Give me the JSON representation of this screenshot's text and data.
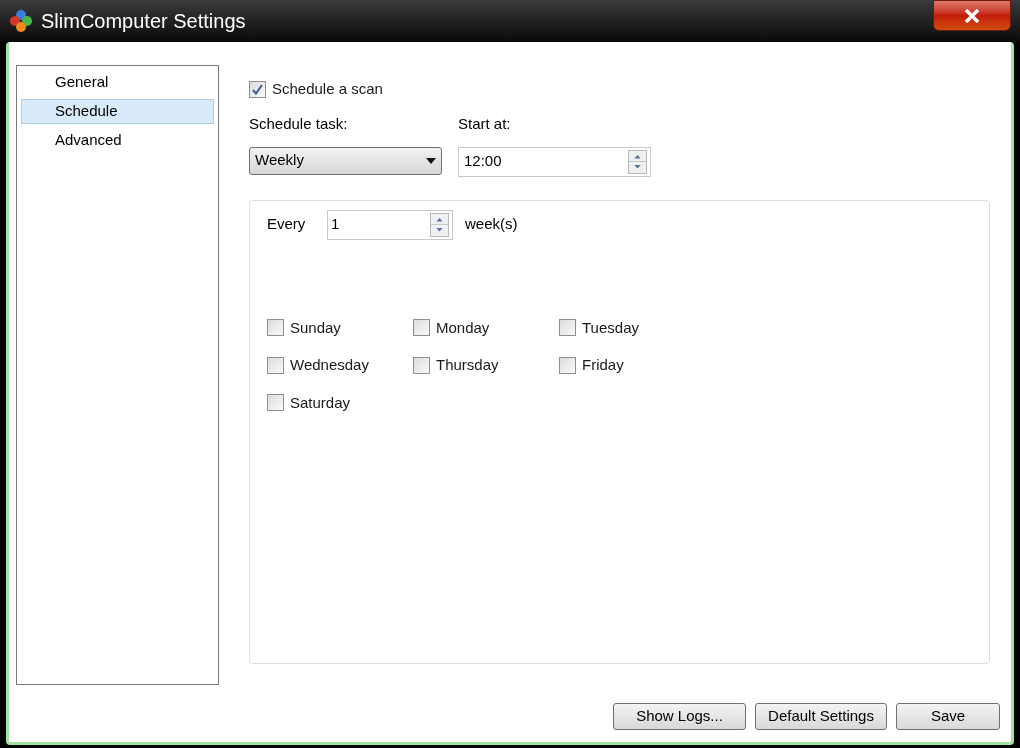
{
  "window": {
    "title": "SlimComputer Settings"
  },
  "sidebar": {
    "items": [
      {
        "label": "General",
        "selected": false
      },
      {
        "label": "Schedule",
        "selected": true
      },
      {
        "label": "Advanced",
        "selected": false
      }
    ]
  },
  "schedule_scan": {
    "label": "Schedule a scan",
    "checked": true
  },
  "schedule_task": {
    "label": "Schedule task:",
    "value": "Weekly"
  },
  "start_at": {
    "label": "Start at:",
    "value": "12:00"
  },
  "every": {
    "label": "Every",
    "value": "1",
    "unit": "week(s)"
  },
  "days": [
    {
      "label": "Sunday",
      "checked": false
    },
    {
      "label": "Monday",
      "checked": false
    },
    {
      "label": "Tuesday",
      "checked": false
    },
    {
      "label": "Wednesday",
      "checked": false
    },
    {
      "label": "Thursday",
      "checked": false
    },
    {
      "label": "Friday",
      "checked": false
    },
    {
      "label": "Saturday",
      "checked": false
    }
  ],
  "buttons": [
    "Show Logs...",
    "Default Settings",
    "Save"
  ]
}
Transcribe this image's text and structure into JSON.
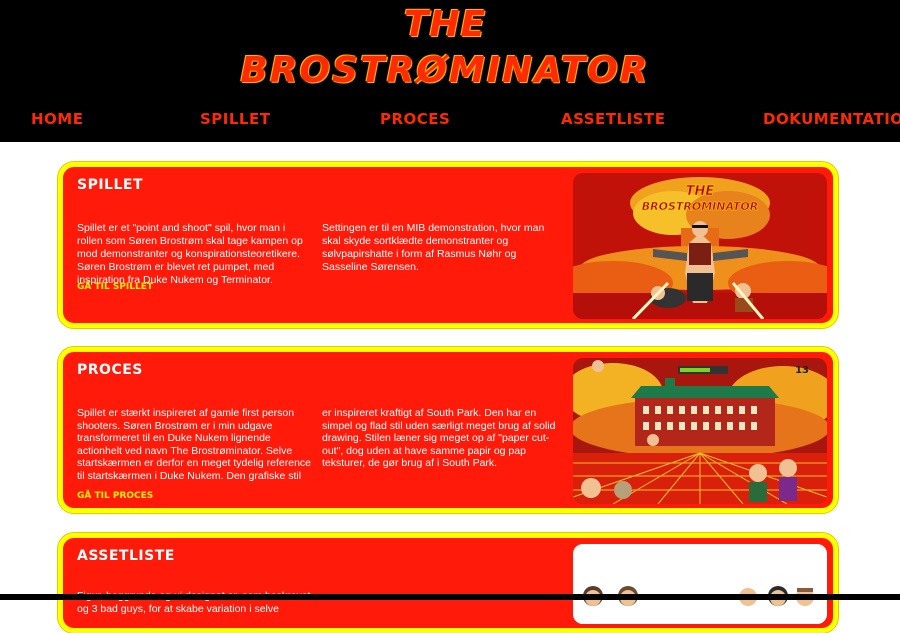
{
  "logo": {
    "line1": "THE",
    "line2": "BROSTRØMINATOR"
  },
  "nav": [
    "HOME",
    "SPILLET",
    "PROCES",
    "ASSETLISTE",
    "DOKUMENTATION"
  ],
  "cards": [
    {
      "title": "SPILLET",
      "text": "Spillet er et \"point and shoot\" spil, hvor man i rollen som Søren Brostrøm skal tage kampen op mod demonstranter og konspirationsteoretikere. Søren Brostrøm er blevet ret pumpet, med inspiration fra Duke Nukem og Terminator. Settingen er til en MIB demonstration, hvor man skal skyde sortklædte demonstranter og sølvpapirshatte i form af Rasmus Nøhr og Sasseline Sørensen.",
      "link": "GÅ TIL SPILLET",
      "image": {
        "title_line1": "THE",
        "title_line2": "BROSTRØMINATOR"
      }
    },
    {
      "title": "PROCES",
      "text": "Spillet er stærkt inspireret af gamle first person shooters. Søren Brostrøm er i min udgave transformeret til en Duke Nukem lignende actionhelt ved navn The Brostrøminator. Selve startskærmen er derfor en meget tydelig reference til startskærmen i Duke Nukem. Den grafiske stil er inspireret kraftigt af South Park. Den har en simpel og flad stil uden særligt meget brug af solid drawing. Stilen læner sig meget op af \"paper cut-out\", dog uden at have samme papir og pap teksturer, de gør brug af i South Park.",
      "link": "GÅ TIL PROCES",
      "image": {
        "counter": "13"
      }
    },
    {
      "title": "ASSETLISTE",
      "text": "Figur, baggrunde og ui designet er, som beskrevet og 3 bad guys, for at skabe variation i selve",
      "link": "",
      "image": {}
    }
  ],
  "colors": {
    "header_bg": "#000000",
    "card_red": "#ff1a0a",
    "card_border": "#ffff00",
    "accent": "#ff2a00"
  }
}
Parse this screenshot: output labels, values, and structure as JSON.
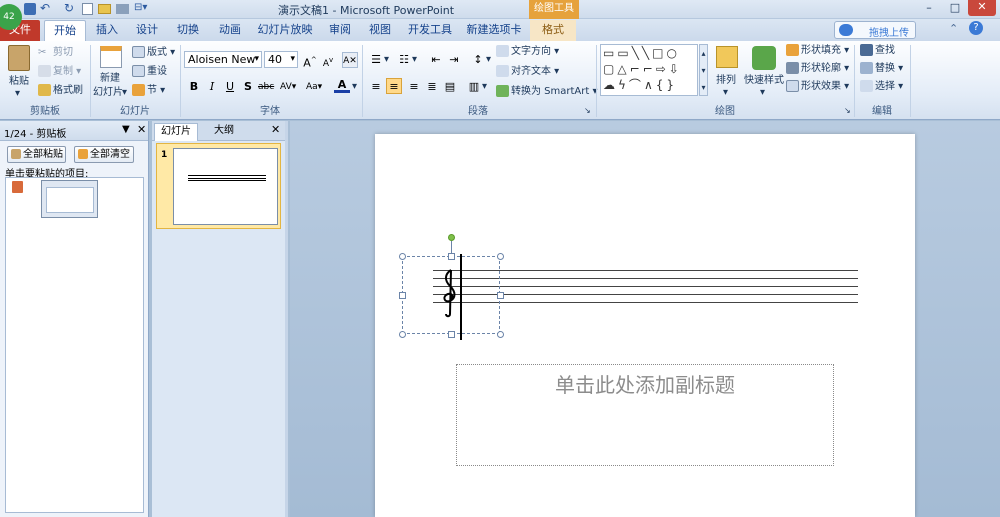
{
  "titlebar": {
    "title": "演示文稿1 - Microsoft PowerPoint",
    "badge": "42",
    "context_tab": "绘图工具"
  },
  "tabs": [
    {
      "label": "文件"
    },
    {
      "label": "开始"
    },
    {
      "label": "插入"
    },
    {
      "label": "设计"
    },
    {
      "label": "切换"
    },
    {
      "label": "动画"
    },
    {
      "label": "幻灯片放映"
    },
    {
      "label": "审阅"
    },
    {
      "label": "视图"
    },
    {
      "label": "开发工具"
    },
    {
      "label": "新建选项卡"
    },
    {
      "label": "格式"
    }
  ],
  "upload_label": "拖拽上传",
  "ribbon": {
    "clipboard": {
      "paste": "粘贴",
      "cut": "剪切",
      "copy": "复制",
      "painter": "格式刷",
      "group": "剪贴板"
    },
    "slides": {
      "new_slide": "新建",
      "new_slide2": "幻灯片",
      "layout": "版式",
      "reset": "重设",
      "section": "节",
      "group": "幻灯片"
    },
    "font": {
      "name": "Aloisen New",
      "size": "40",
      "group": "字体"
    },
    "paragraph": {
      "text_direction": "文字方向",
      "align_text": "对齐文本",
      "smartart": "转换为 SmartArt",
      "group": "段落"
    },
    "drawing": {
      "arrange": "排列",
      "quick_styles": "快速样式",
      "shape_fill": "形状填充",
      "shape_outline": "形状轮廓",
      "shape_effects": "形状效果",
      "group": "绘图"
    },
    "editing": {
      "find": "查找",
      "replace": "替换",
      "select": "选择",
      "group": "编辑"
    }
  },
  "clip_pane": {
    "title": "1/24 - 剪贴板",
    "paste_all": "全部粘贴",
    "clear_all": "全部清空",
    "hint": "单击要粘贴的项目:"
  },
  "slide_pane": {
    "tab_slides": "幻灯片",
    "tab_outline": "大纲",
    "slide_number": "1"
  },
  "slide": {
    "subtitle_placeholder": "单击此处添加副标题"
  },
  "colors": {
    "file_tab": "#c0392b",
    "context_tab": "#e6a23c",
    "ribbon_bg": "#e3ecf7",
    "selection": "#6b84a8"
  }
}
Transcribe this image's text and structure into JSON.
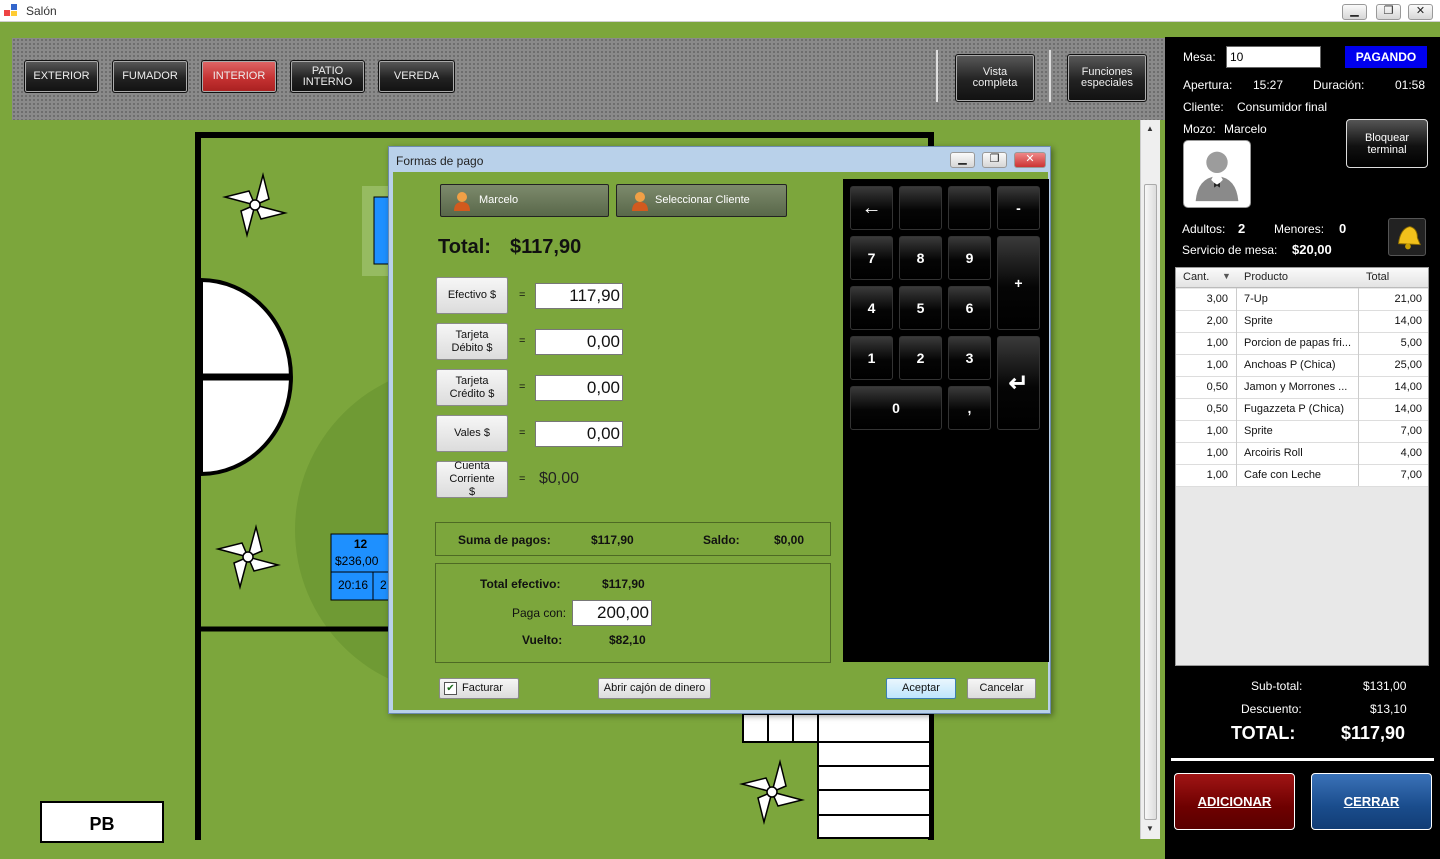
{
  "window": {
    "title": "Salón",
    "min_label": "▁",
    "restore_label": "❐",
    "close_label": "✕"
  },
  "toolbar": {
    "zones": [
      {
        "label": "EXTERIOR"
      },
      {
        "label": "FUMADOR"
      },
      {
        "label": "INTERIOR",
        "active": true
      },
      {
        "label": "PATIO INTERNO"
      },
      {
        "label": "VEREDA"
      }
    ],
    "vista_completa": "Vista completa",
    "funciones_especiales": "Funciones especiales"
  },
  "floor": {
    "level_label": "PB",
    "table12": {
      "number": "12",
      "amount": "$236,00",
      "time": "20:16",
      "extra": "2"
    }
  },
  "right_panel": {
    "mesa_label": "Mesa:",
    "mesa_value": "10",
    "status": "PAGANDO",
    "apertura_label": "Apertura:",
    "apertura_value": "15:27",
    "duracion_label": "Duración:",
    "duracion_value": "01:58",
    "cliente_label": "Cliente:",
    "cliente_value": "Consumidor final",
    "mozo_label": "Mozo:",
    "mozo_value": "Marcelo",
    "bloquear_label": "Bloquear terminal",
    "adultos_label": "Adultos:",
    "adultos_value": "2",
    "menores_label": "Menores:",
    "menores_value": "0",
    "servicio_label": "Servicio de mesa:",
    "servicio_value": "$20,00",
    "columns": {
      "cant": "Cant.",
      "producto": "Producto",
      "total": "Total"
    },
    "items": [
      {
        "cant": "3,00",
        "producto": "7-Up",
        "total": "21,00"
      },
      {
        "cant": "2,00",
        "producto": "Sprite",
        "total": "14,00"
      },
      {
        "cant": "1,00",
        "producto": "Porcion de papas fri...",
        "total": "5,00"
      },
      {
        "cant": "1,00",
        "producto": "Anchoas P (Chica)",
        "total": "25,00"
      },
      {
        "cant": "0,50",
        "producto": "Jamon y Morrones ...",
        "total": "14,00"
      },
      {
        "cant": "0,50",
        "producto": "Fugazzeta P (Chica)",
        "total": "14,00"
      },
      {
        "cant": "1,00",
        "producto": "Sprite",
        "total": "7,00"
      },
      {
        "cant": "1,00",
        "producto": "Arcoiris Roll",
        "total": "4,00"
      },
      {
        "cant": "1,00",
        "producto": "Cafe  con Leche",
        "total": "7,00"
      }
    ],
    "subtotal_label": "Sub-total:",
    "subtotal_value": "$131,00",
    "descuento_label": "Descuento:",
    "descuento_value": "$13,10",
    "total_label": "TOTAL:",
    "total_value": "$117,90",
    "adicionar_label": "ADICIONAR",
    "cerrar_label": "CERRAR"
  },
  "dialog": {
    "title": "Formas de pago",
    "mozo_button": "Marcelo",
    "cliente_button": "Seleccionar Cliente",
    "total_label": "Total:",
    "total_value": "$117,90",
    "payments": [
      {
        "label": "Efectivo $",
        "value": "117,90"
      },
      {
        "label": "Tarjeta Débito $",
        "value": "0,00"
      },
      {
        "label": "Tarjeta Crédito $",
        "value": "0,00"
      },
      {
        "label": "Vales $",
        "value": "0,00"
      }
    ],
    "cuenta_corriente_label": "Cuenta Corriente $",
    "cuenta_corriente_value": "$0,00",
    "equals": "=",
    "suma_label": "Suma de pagos:",
    "suma_value": "$117,90",
    "saldo_label": "Saldo:",
    "saldo_value": "$0,00",
    "total_efectivo_label": "Total efectivo:",
    "total_efectivo_value": "$117,90",
    "paga_con_label": "Paga con:",
    "paga_con_value": "200,00",
    "vuelto_label": "Vuelto:",
    "vuelto_value": "$82,10",
    "facturar_label": "Facturar",
    "facturar_checked": true,
    "abrir_cajon_label": "Abrir cajón de dinero",
    "aceptar_label": "Aceptar",
    "cancelar_label": "Cancelar",
    "keypad": {
      "back": "←",
      "minus": "-",
      "plus": "+",
      "enter": "↵",
      "dot": ",",
      "k7": "7",
      "k8": "8",
      "k9": "9",
      "k4": "4",
      "k5": "5",
      "k6": "6",
      "k1": "1",
      "k2": "2",
      "k3": "3",
      "k0": "0"
    }
  }
}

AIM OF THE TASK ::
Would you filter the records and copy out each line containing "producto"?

EXERCISE ANSWER ::
      "producto": "Producto",
        "producto": "7-Up",
        "producto": "Sprite",
        "producto": "Porcion de papas fri...",
        "producto": "Anchoas P (Chica)",
        "producto": "Jamon y Morrones ...",
        "producto": "Fugazzeta P (Chica)",
        "producto": "Sprite",
        "producto": "Arcoiris Roll",
        "producto": "Cafe  con Leche",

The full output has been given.